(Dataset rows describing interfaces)

[Start of Attachment]

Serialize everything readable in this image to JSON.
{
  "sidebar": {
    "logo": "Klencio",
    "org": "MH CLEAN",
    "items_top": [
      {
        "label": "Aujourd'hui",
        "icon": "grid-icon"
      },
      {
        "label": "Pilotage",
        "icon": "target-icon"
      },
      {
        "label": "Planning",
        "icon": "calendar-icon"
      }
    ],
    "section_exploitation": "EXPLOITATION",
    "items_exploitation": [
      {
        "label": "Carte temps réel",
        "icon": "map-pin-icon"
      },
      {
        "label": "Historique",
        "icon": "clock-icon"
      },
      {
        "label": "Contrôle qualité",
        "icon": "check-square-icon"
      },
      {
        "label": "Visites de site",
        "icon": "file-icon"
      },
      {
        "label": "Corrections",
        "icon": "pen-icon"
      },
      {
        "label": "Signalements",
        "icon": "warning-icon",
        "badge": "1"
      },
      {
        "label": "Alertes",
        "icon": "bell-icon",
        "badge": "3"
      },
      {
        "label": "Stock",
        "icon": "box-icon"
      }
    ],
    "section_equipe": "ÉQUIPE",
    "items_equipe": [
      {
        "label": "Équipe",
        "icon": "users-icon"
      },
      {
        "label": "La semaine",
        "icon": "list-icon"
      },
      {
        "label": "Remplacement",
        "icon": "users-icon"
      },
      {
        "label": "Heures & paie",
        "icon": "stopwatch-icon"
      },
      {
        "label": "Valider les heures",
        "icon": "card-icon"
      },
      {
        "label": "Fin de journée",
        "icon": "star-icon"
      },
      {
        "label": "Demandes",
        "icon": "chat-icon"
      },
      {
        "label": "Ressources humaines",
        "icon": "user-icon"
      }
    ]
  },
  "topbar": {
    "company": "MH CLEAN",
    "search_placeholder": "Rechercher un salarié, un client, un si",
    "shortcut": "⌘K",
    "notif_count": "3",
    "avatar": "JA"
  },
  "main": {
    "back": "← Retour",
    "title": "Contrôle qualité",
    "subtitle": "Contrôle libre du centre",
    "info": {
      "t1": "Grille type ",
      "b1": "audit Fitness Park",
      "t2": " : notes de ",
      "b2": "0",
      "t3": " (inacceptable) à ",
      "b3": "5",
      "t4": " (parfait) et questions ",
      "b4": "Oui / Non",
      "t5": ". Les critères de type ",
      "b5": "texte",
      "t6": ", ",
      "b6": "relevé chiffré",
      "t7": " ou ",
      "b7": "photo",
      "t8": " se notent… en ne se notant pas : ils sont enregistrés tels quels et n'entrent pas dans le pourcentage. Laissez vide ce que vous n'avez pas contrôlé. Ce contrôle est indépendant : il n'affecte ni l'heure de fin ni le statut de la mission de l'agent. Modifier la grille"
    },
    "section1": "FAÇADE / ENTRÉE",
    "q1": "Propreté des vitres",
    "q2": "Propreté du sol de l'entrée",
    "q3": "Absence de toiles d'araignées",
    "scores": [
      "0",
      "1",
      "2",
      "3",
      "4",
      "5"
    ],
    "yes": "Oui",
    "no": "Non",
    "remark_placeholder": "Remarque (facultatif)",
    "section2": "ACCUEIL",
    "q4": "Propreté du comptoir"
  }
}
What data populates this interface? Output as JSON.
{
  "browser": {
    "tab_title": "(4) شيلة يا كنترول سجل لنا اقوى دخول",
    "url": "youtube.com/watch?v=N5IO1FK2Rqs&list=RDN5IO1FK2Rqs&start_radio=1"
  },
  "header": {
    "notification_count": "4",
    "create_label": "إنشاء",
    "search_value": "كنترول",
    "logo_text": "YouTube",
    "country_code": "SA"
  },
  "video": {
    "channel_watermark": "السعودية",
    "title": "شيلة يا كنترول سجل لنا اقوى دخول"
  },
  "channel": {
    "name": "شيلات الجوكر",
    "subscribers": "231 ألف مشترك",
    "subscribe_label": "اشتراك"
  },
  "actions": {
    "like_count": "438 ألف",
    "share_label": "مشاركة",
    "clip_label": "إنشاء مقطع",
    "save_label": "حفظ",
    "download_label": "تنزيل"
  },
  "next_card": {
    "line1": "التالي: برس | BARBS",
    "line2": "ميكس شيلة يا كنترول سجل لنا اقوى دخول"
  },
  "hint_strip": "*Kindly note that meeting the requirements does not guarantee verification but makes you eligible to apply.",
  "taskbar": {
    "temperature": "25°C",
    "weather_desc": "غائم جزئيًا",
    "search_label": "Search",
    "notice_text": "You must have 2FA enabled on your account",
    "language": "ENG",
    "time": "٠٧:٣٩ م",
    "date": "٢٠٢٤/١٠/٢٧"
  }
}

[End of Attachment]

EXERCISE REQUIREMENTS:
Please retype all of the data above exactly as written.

WRITTEN RESPONSE:
Serialize everything readable in this image to JSON.
{
  "sidebar": {
    "logo": "Klencio",
    "org": "MH CLEAN",
    "items_top": [
      {
        "label": "Aujourd'hui",
        "icon": "grid-icon"
      },
      {
        "label": "Pilotage",
        "icon": "target-icon"
      },
      {
        "label": "Planning",
        "icon": "calendar-icon"
      }
    ],
    "section_exploitation": "EXPLOITATION",
    "items_exploitation": [
      {
        "label": "Carte temps réel",
        "icon": "map-pin-icon"
      },
      {
        "label": "Historique",
        "icon": "clock-icon"
      },
      {
        "label": "Contrôle qualité",
        "icon": "check-square-icon"
      },
      {
        "label": "Visites de site",
        "icon": "file-icon"
      },
      {
        "label": "Corrections",
        "icon": "pen-icon"
      },
      {
        "label": "Signalements",
        "icon": "warning-icon",
        "badge": "1"
      },
      {
        "label": "Alertes",
        "icon": "bell-icon",
        "badge": "3"
      },
      {
        "label": "Stock",
        "icon": "box-icon"
      }
    ],
    "section_equipe": "ÉQUIPE",
    "items_equipe": [
      {
        "label": "Équipe",
        "icon": "users-icon"
      },
      {
        "label": "La semaine",
        "icon": "list-icon"
      },
      {
        "label": "Remplacement",
        "icon": "users-icon"
      },
      {
        "label": "Heures & paie",
        "icon": "stopwatch-icon"
      },
      {
        "label": "Valider les heures",
        "icon": "card-icon"
      },
      {
        "label": "Fin de journée",
        "icon": "star-icon"
      },
      {
        "label": "Demandes",
        "icon": "chat-icon"
      },
      {
        "label": "Ressources humaines",
        "icon": "user-icon"
      }
    ]
  },
  "topbar": {
    "company": "MH CLEAN",
    "search_placeholder": "Rechercher un salarié, un client, un si",
    "shortcut": "⌘K",
    "notif_count": "3",
    "avatar": "JA"
  },
  "main": {
    "back": "← Retour",
    "title": "Contrôle qualité",
    "subtitle": "Contrôle libre du centre",
    "info": {
      "t1": "Grille type ",
      "b1": "audit Fitness Park",
      "t2": " : notes de ",
      "b2": "0",
      "t3": " (inacceptable) à ",
      "b3": "5",
      "t4": " (parfait) et questions ",
      "b4": "Oui / Non",
      "t5": ". Les critères de type ",
      "b5": "texte",
      "t6": ", ",
      "b6": "relevé chiffré",
      "t7": " ou ",
      "b7": "photo",
      "t8": " se notent… en ne se notant pas : ils sont enregistrés tels quels et n'entrent pas dans le pourcentage. Laissez vide ce que vous n'avez pas contrôlé. Ce contrôle est indépendant : il n'affecte ni l'heure de fin ni le statut de la mission de l'agent. Modifier la grille"
    },
    "section1": "FAÇADE / ENTRÉE",
    "q1": "Propreté des vitres",
    "q2": "Propreté du sol de l'entrée",
    "q3": "Absence de toiles d'araignées",
    "scores": [
      "0",
      "1",
      "2",
      "3",
      "4",
      "5"
    ],
    "yes": "Oui",
    "no": "Non",
    "remark_placeholder": "Remarque (facultatif)",
    "section2": "ACCUEIL",
    "q4": "Propreté du comptoir"
  }
}
What data populates this interface? Output as JSON.
{
  "browser": {
    "tab_title": "(4) شيلة يا كنترول سجل لنا اقوى دخول",
    "url": "youtube.com/watch?v=N5IO1FK2Rqs&list=RDN5IO1FK2Rqs&start_radio=1"
  },
  "header": {
    "notification_count": "4",
    "create_label": "إنشاء",
    "search_value": "كنترول",
    "logo_text": "YouTube",
    "country_code": "SA"
  },
  "video": {
    "channel_watermark": "السعودية",
    "title": "شيلة يا كنترول سجل لنا اقوى دخول"
  },
  "channel": {
    "name": "شيلات الجوكر",
    "subscribers": "231 ألف مشترك",
    "subscribe_label": "اشتراك"
  },
  "actions": {
    "like_count": "438 ألف",
    "share_label": "مشاركة",
    "clip_label": "إنشاء مقطع",
    "save_label": "حفظ",
    "download_label": "تنزيل"
  },
  "next_card": {
    "line1": "التالي: برس | BARBS",
    "line2": "ميكس شيلة يا كنترول سجل لنا اقوى دخول"
  },
  "hint_strip": "*Kindly note that meeting the requirements does not guarantee verification but makes you eligible to apply.",
  "taskbar": {
    "temperature": "25°C",
    "weather_desc": "غائم جزئيًا",
    "search_label": "Search",
    "notice_text": "You must have 2FA enabled on your account",
    "language": "ENG",
    "time": "٠٧:٣٩ م",
    "date": "٢٠٢٤/١٠/٢٧"
  }
}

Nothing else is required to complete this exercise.